Vogelheim said he’s impressed with the advances that companies are making with self-driving innovations, whether it’s lane departure warnings or collision avoidance. He’s also excited for the potential of cars that park themselves, particularly in big parking garages where the technology would save space and time for drivers who could drop their vehicle off at an entrance and simply walk away.

Apple's CarPlay interface
Apple’s CarPlay interface in a Honda vehicle.

But while he sees great potential for self-driving cars, Vogelheim also cautioned that issues like inclement weather, poor connectivity, and computer-powered decision-making still need to be worked out before humans can fully rely on them.

“There is an infinite number of decisions we make while driving that the self-driving cars still need to learn about,” he said.

Aside from autonomous driving, Vogelheim is also paying attention to the battle for the car dashboard between Google (Android Auto) and Apple (Apple CarPlay).

“Now you have the possibility of seeing things and apps the way you’re used to in the car,” Vogelheim said. “That makes a big difference.”

The Seattle International Auto Show runs through Sunday. Check out a few more photos below.

Like what you're reading?

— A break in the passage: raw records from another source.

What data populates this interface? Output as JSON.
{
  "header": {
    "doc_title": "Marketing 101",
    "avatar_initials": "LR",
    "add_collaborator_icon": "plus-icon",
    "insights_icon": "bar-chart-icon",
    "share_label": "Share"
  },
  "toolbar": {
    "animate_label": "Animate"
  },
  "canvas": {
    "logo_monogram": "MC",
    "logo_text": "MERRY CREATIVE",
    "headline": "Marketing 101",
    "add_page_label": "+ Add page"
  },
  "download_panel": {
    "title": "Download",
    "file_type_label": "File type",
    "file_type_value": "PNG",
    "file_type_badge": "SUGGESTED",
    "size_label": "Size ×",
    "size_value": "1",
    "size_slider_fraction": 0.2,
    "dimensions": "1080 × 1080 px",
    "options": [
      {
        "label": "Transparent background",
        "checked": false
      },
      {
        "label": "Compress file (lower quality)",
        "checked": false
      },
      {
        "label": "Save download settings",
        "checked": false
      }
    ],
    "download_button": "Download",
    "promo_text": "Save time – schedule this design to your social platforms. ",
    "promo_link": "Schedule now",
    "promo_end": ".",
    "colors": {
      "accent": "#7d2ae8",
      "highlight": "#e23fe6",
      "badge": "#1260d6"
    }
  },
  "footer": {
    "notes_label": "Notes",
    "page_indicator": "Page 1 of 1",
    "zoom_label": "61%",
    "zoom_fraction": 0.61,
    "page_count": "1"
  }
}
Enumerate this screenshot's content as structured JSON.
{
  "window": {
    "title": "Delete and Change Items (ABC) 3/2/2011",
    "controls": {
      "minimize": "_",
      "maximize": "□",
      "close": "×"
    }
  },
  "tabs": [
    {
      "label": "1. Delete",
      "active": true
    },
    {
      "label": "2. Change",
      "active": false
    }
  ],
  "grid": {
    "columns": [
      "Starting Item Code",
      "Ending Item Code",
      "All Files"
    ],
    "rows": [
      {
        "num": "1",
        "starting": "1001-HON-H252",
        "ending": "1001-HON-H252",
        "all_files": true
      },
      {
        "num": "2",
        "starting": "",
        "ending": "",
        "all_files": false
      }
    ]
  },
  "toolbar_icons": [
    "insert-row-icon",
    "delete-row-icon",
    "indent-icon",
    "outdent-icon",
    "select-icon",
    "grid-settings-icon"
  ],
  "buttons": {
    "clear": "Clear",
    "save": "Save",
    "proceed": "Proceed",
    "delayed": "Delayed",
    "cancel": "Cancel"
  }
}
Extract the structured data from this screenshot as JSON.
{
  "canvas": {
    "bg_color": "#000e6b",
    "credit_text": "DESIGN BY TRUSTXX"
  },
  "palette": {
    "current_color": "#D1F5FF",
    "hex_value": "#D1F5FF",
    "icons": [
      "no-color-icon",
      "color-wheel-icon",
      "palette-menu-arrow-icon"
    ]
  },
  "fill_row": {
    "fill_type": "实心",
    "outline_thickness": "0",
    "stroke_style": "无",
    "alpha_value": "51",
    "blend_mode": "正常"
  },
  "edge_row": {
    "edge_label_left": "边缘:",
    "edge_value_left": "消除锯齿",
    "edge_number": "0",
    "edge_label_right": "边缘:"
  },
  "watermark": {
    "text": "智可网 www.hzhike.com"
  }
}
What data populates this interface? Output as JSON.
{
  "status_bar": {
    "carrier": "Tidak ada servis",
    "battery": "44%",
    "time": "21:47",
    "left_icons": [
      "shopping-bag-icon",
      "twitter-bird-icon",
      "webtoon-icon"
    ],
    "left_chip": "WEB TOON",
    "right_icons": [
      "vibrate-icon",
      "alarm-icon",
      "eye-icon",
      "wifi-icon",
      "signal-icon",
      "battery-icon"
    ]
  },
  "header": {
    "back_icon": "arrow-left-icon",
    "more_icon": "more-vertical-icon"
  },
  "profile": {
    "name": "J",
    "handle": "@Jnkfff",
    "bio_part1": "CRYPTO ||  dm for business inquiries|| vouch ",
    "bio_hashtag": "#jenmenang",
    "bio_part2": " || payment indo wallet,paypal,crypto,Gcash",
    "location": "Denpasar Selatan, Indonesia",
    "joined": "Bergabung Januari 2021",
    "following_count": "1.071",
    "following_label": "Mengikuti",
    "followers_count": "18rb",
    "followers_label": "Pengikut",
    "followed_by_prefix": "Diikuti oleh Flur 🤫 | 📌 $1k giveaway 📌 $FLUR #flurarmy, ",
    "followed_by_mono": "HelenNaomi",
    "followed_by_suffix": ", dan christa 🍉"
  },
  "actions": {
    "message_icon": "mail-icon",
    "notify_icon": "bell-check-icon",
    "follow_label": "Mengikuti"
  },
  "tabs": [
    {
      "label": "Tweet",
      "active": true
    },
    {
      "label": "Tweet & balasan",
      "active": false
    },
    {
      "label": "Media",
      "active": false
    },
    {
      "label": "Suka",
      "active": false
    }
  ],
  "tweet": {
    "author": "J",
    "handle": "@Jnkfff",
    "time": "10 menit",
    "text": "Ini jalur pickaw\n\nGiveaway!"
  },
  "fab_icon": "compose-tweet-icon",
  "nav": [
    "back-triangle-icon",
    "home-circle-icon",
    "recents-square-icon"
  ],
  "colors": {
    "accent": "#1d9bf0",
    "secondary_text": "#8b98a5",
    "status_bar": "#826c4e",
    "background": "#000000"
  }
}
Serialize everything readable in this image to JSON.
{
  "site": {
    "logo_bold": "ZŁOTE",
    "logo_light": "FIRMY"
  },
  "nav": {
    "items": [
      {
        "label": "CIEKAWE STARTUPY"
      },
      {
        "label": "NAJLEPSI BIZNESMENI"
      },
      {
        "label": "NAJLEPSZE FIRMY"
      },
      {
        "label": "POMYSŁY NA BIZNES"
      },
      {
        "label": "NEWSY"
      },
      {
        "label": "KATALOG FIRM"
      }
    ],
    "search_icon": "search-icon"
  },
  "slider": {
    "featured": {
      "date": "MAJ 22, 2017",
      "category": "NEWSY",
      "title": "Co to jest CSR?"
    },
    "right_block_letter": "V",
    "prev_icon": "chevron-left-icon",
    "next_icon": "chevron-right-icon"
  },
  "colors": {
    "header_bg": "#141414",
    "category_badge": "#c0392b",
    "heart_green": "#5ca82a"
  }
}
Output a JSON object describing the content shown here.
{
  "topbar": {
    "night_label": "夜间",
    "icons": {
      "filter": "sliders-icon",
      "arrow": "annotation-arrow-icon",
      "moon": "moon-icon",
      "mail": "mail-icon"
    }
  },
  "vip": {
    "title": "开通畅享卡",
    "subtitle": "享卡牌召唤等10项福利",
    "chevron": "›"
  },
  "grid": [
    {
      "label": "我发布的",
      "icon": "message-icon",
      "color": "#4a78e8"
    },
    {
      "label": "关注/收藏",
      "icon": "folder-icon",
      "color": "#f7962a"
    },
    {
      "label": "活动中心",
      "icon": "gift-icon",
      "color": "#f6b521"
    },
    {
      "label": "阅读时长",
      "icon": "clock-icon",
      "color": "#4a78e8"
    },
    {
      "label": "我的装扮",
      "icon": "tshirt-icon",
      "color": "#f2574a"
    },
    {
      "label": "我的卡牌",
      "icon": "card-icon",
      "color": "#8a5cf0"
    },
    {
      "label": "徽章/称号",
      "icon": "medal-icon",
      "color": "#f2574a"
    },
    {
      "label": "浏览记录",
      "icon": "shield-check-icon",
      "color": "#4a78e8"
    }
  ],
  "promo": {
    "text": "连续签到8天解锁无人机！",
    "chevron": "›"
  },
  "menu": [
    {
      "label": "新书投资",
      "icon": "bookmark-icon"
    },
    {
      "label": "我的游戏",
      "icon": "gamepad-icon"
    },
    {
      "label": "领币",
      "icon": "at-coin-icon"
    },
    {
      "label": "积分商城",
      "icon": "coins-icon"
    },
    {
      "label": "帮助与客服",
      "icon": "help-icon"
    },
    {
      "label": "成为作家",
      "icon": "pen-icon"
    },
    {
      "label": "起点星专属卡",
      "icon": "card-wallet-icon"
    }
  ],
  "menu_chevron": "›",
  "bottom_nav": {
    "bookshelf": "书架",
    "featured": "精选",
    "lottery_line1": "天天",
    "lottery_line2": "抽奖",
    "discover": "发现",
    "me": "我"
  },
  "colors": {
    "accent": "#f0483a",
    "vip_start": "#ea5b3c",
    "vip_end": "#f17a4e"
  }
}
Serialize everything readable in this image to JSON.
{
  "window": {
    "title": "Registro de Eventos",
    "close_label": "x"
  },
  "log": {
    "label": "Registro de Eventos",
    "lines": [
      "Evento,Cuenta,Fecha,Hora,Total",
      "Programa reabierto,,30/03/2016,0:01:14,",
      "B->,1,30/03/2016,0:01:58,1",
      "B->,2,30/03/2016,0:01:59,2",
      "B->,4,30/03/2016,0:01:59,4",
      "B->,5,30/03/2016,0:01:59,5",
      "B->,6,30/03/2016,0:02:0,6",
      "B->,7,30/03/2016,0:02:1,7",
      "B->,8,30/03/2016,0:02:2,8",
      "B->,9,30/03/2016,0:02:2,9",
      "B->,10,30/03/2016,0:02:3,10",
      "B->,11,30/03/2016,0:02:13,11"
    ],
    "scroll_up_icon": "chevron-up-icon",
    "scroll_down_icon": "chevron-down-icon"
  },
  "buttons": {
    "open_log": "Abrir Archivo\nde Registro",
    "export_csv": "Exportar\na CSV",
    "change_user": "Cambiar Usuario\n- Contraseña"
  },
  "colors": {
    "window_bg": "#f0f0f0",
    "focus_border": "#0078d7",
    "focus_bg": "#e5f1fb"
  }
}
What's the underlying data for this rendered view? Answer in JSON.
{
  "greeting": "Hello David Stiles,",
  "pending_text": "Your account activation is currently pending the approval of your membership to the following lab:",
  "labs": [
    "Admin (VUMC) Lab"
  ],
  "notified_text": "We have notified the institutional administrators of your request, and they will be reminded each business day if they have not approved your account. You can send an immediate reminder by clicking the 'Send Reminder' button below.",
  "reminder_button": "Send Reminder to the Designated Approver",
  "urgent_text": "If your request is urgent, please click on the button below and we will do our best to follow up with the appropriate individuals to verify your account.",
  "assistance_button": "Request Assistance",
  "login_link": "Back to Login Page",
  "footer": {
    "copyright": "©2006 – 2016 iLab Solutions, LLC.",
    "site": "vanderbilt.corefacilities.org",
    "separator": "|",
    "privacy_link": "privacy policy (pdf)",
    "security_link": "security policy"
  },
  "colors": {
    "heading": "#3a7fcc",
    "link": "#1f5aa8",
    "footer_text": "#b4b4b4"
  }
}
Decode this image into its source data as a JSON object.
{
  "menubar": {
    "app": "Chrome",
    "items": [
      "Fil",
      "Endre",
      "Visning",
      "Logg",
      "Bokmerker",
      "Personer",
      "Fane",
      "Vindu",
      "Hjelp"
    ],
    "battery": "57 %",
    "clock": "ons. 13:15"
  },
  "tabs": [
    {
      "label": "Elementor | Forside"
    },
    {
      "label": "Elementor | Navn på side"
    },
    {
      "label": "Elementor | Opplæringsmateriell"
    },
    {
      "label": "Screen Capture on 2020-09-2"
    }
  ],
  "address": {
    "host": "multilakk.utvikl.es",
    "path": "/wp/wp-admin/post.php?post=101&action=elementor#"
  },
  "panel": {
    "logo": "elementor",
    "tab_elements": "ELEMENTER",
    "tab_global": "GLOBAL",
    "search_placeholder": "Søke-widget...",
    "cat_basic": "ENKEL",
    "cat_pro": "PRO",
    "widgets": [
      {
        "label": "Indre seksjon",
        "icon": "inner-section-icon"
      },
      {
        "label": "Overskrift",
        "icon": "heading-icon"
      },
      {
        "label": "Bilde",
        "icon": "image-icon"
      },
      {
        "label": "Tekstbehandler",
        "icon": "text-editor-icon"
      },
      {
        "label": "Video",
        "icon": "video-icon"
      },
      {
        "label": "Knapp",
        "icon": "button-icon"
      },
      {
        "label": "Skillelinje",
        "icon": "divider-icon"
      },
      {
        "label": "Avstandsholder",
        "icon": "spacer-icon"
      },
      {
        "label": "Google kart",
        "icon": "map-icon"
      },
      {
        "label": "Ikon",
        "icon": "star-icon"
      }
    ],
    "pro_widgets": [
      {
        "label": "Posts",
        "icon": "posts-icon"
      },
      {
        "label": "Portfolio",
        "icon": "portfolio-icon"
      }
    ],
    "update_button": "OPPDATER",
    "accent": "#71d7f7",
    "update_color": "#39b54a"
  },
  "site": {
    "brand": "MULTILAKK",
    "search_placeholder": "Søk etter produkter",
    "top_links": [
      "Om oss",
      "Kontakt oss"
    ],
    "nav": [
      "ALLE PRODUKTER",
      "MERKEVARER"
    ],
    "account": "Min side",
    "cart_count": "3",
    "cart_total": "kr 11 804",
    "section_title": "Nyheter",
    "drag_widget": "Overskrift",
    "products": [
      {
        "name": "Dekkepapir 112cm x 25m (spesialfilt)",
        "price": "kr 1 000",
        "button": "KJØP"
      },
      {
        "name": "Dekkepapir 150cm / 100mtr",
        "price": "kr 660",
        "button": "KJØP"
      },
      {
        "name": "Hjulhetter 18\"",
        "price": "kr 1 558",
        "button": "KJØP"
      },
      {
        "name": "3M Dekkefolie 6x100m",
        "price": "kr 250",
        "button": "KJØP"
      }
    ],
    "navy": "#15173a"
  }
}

Subscribe to GeekWire's free newsletters to catch every headline


Job Listings on GeekWork

Find more jobs on GeekWork. Employers, post a job here.